▶ _YOUR ASSIGNMENT_: Check each line of the entries below for the word "ideas", and copy the lines that have it.

Dataset rows for apps and sites
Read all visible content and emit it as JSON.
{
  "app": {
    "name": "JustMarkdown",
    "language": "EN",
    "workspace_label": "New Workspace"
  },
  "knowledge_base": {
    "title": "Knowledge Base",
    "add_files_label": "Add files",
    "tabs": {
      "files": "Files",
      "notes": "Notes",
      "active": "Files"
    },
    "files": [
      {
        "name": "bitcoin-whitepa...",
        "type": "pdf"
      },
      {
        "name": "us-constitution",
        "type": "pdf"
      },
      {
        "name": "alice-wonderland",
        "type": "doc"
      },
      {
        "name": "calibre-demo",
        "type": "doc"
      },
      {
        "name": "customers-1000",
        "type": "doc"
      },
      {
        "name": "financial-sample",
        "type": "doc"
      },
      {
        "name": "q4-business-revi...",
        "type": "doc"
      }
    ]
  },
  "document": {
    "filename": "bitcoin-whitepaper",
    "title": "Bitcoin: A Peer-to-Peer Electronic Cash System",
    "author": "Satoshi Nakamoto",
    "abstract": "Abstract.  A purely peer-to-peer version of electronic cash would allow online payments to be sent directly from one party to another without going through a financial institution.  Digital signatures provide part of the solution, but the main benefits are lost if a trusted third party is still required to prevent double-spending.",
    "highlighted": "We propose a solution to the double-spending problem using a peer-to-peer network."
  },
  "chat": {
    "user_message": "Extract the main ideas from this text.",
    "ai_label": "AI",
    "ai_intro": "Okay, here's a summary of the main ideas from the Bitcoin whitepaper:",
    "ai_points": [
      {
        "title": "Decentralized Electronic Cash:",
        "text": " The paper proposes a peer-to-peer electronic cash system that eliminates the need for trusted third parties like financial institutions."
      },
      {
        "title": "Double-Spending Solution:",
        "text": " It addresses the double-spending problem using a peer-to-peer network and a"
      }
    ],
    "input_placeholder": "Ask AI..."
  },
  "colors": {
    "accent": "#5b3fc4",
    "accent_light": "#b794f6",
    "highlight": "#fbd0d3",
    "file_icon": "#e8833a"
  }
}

▶ _TASK OUTPUT_:
    "user_message": "Extract the main ideas from this text.",
    "ai_intro": "Okay, here's a summary of the main ideas from the Bitcoin whitepaper:",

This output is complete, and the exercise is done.